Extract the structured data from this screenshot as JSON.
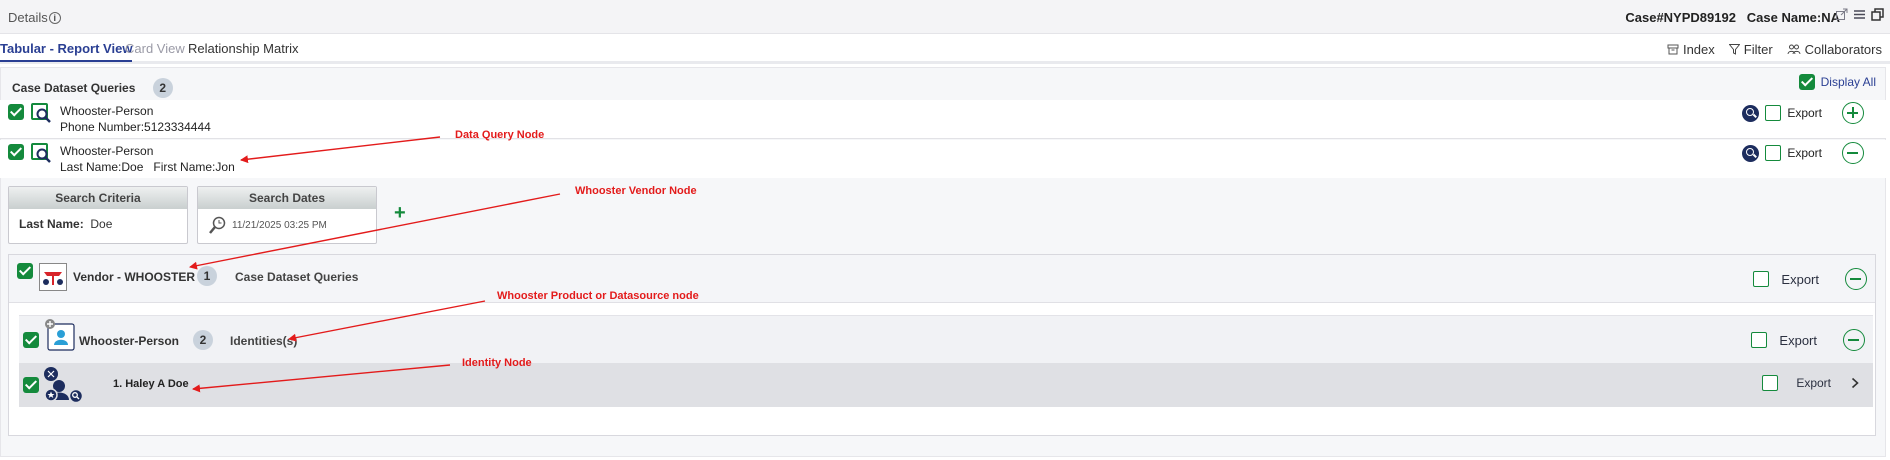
{
  "header": {
    "title": "Details",
    "case_label": "Case#NYPD89192",
    "case_name_label": "Case Name:",
    "case_name_value": "NA"
  },
  "tabs": [
    {
      "label": "Tabular - Report View",
      "state": "active"
    },
    {
      "label": "Card View",
      "state": "disabled"
    },
    {
      "label": "Relationship Matrix",
      "state": "normal"
    }
  ],
  "toolbar": {
    "index_label": "Index",
    "filter_label": "Filter",
    "collaborators_label": "Collaborators"
  },
  "dataset": {
    "title": "Case Dataset Queries",
    "count": "2",
    "display_all_label": "Display All"
  },
  "queries": [
    {
      "name": "Whooster-Person",
      "detail_label": "Phone Number:",
      "detail_value": "5123334444",
      "export_label": "Export"
    },
    {
      "name": "Whooster-Person",
      "detail_label": "Last Name:",
      "detail_value": "Doe",
      "detail2_label": "First Name:",
      "detail2_value": "Jon",
      "export_label": "Export"
    }
  ],
  "search_criteria": {
    "title": "Search Criteria",
    "field_label": "Last Name:",
    "field_value": "Doe"
  },
  "search_dates": {
    "title": "Search Dates",
    "value": "11/21/2025 03:25 PM"
  },
  "vendor": {
    "name": "Vendor - WHOOSTER",
    "count": "1",
    "label": "Case Dataset Queries",
    "export_label": "Export"
  },
  "product": {
    "name": "Whooster-Person",
    "count": "2",
    "label": "Identities(s)",
    "export_label": "Export"
  },
  "identity": {
    "name": "1. Haley A Doe",
    "export_label": "Export"
  },
  "annotations": {
    "data_query_node": "Data Query Node",
    "vendor_node": "Whooster Vendor Node",
    "product_node": "Whooster Product or Datasource node",
    "identity_node": "Identity Node"
  },
  "colors": {
    "accent_green": "#148a3c",
    "tab_active": "#2a3f93",
    "annotation_red": "#e31b1b",
    "icon_navy": "#1d2d5e"
  }
}
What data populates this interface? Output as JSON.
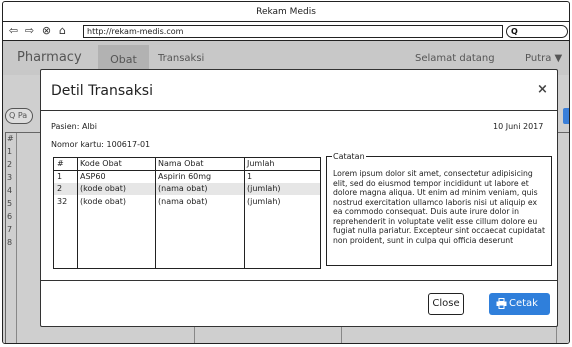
{
  "browser": {
    "title": "Rekam Medis",
    "url": "http://rekam-medis.com",
    "search_placeholder": "Q"
  },
  "app": {
    "brand": "Pharmacy",
    "tabs": [
      {
        "label": "Obat",
        "active": true
      },
      {
        "label": "Transaksi",
        "active": false
      }
    ],
    "welcome": "Selamat datang",
    "user": "Putra ▼",
    "search_prefix": "Q Pa",
    "row_numbers": [
      "#",
      "1",
      "2",
      "3",
      "4",
      "5",
      "6",
      "7",
      "8"
    ]
  },
  "modal": {
    "title": "Detil Transaksi",
    "close_glyph": "×",
    "patient": "Pasien: Albi",
    "card": "Nomor kartu: 100617-01",
    "date": "10 Juni 2017",
    "table": {
      "headers": [
        "#",
        "Kode Obat",
        "Nama Obat",
        "Jumlah"
      ],
      "rows": [
        [
          "1",
          "ASP60",
          "Aspirin 60mg",
          "1"
        ],
        [
          "2",
          "(kode obat)",
          "(nama obat)",
          "(jumlah)"
        ],
        [
          "32",
          "(kode obat)",
          "(nama obat)",
          "(jumlah)"
        ]
      ]
    },
    "notes_label": "Catatan",
    "notes_text": "Lorem ipsum dolor sit amet, consectetur adipisicing elit, sed do eiusmod tempor incididunt ut labore et dolore magna aliqua. Ut enim ad minim veniam, quis nostrud exercitation ullamco laboris nisi ut aliquip ex ea commodo consequat. Duis aute irure dolor in reprehenderit in voluptate velit esse cillum dolore eu fugiat nulla pariatur. Excepteur sint occaecat cupidatat non proident, sunt in culpa qui officia deserunt",
    "close_button": "Close",
    "print_button": "Cetak"
  },
  "colors": {
    "accent": "#2f7fdb",
    "overlay": "#c8c8c8"
  },
  "icons": [
    "back-icon",
    "forward-icon",
    "stop-icon",
    "home-icon",
    "search-icon",
    "close-icon",
    "printer-icon"
  ]
}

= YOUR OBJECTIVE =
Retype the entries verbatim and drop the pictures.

= ANSWER SECTION =
Extract the structured data from this screenshot as JSON.
{
  "header": {
    "title": "Details",
    "case_label": "Case#NYPD89192",
    "case_name_label": "Case Name:",
    "case_name_value": "NA"
  },
  "tabs": [
    {
      "label": "Tabular - Report View",
      "state": "active"
    },
    {
      "label": "Card View",
      "state": "disabled"
    },
    {
      "label": "Relationship Matrix",
      "state": "normal"
    }
  ],
  "toolbar": {
    "index_label": "Index",
    "filter_label": "Filter",
    "collaborators_label": "Collaborators"
  },
  "dataset": {
    "title": "Case Dataset Queries",
    "count": "2",
    "display_all_label": "Display All"
  },
  "queries": [
    {
      "name": "Whooster-Person",
      "detail_label": "Phone Number:",
      "detail_value": "5123334444",
      "export_label": "Export"
    },
    {
      "name": "Whooster-Person",
      "detail_label": "Last Name:",
      "detail_value": "Doe",
      "detail2_label": "First Name:",
      "detail2_value": "Jon",
      "export_label": "Export"
    }
  ],
  "search_criteria": {
    "title": "Search Criteria",
    "field_label": "Last Name:",
    "field_value": "Doe"
  },
  "search_dates": {
    "title": "Search Dates",
    "value": "11/21/2025 03:25 PM"
  },
  "vendor": {
    "name": "Vendor - WHOOSTER",
    "count": "1",
    "label": "Case Dataset Queries",
    "export_label": "Export"
  },
  "product": {
    "name": "Whooster-Person",
    "count": "2",
    "label": "Identities(s)",
    "export_label": "Export"
  },
  "identity": {
    "name": "1. Haley A Doe",
    "export_label": "Export"
  },
  "annotations": {
    "data_query_node": "Data Query Node",
    "vendor_node": "Whooster Vendor Node",
    "product_node": "Whooster Product or Datasource node",
    "identity_node": "Identity Node"
  },
  "colors": {
    "accent_green": "#148a3c",
    "tab_active": "#2a3f93",
    "annotation_red": "#e31b1b",
    "icon_navy": "#1d2d5e"
  }
}
What data populates this interface? Output as JSON.
{
  "browser": {
    "title": "Rekam Medis",
    "url": "http://rekam-medis.com",
    "search_placeholder": "Q"
  },
  "app": {
    "brand": "Pharmacy",
    "tabs": [
      {
        "label": "Obat",
        "active": true
      },
      {
        "label": "Transaksi",
        "active": false
      }
    ],
    "welcome": "Selamat datang",
    "user": "Putra ▼",
    "search_prefix": "Q Pa",
    "row_numbers": [
      "#",
      "1",
      "2",
      "3",
      "4",
      "5",
      "6",
      "7",
      "8"
    ]
  },
  "modal": {
    "title": "Detil Transaksi",
    "close_glyph": "×",
    "patient": "Pasien: Albi",
    "card": "Nomor kartu: 100617-01",
    "date": "10 Juni 2017",
    "table": {
      "headers": [
        "#",
        "Kode Obat",
        "Nama Obat",
        "Jumlah"
      ],
      "rows": [
        [
          "1",
          "ASP60",
          "Aspirin 60mg",
          "1"
        ],
        [
          "2",
          "(kode obat)",
          "(nama obat)",
          "(jumlah)"
        ],
        [
          "32",
          "(kode obat)",
          "(nama obat)",
          "(jumlah)"
        ]
      ]
    },
    "notes_label": "Catatan",
    "notes_text": "Lorem ipsum dolor sit amet, consectetur adipisicing elit, sed do eiusmod tempor incididunt ut labore et dolore magna aliqua. Ut enim ad minim veniam, quis nostrud exercitation ullamco laboris nisi ut aliquip ex ea commodo consequat. Duis aute irure dolor in reprehenderit in voluptate velit esse cillum dolore eu fugiat nulla pariatur. Excepteur sint occaecat cupidatat non proident, sunt in culpa qui officia deserunt",
    "close_button": "Close",
    "print_button": "Cetak"
  },
  "colors": {
    "accent": "#2f7fdb",
    "overlay": "#c8c8c8"
  },
  "icons": [
    "back-icon",
    "forward-icon",
    "stop-icon",
    "home-icon",
    "search-icon",
    "close-icon",
    "printer-icon"
  ]
}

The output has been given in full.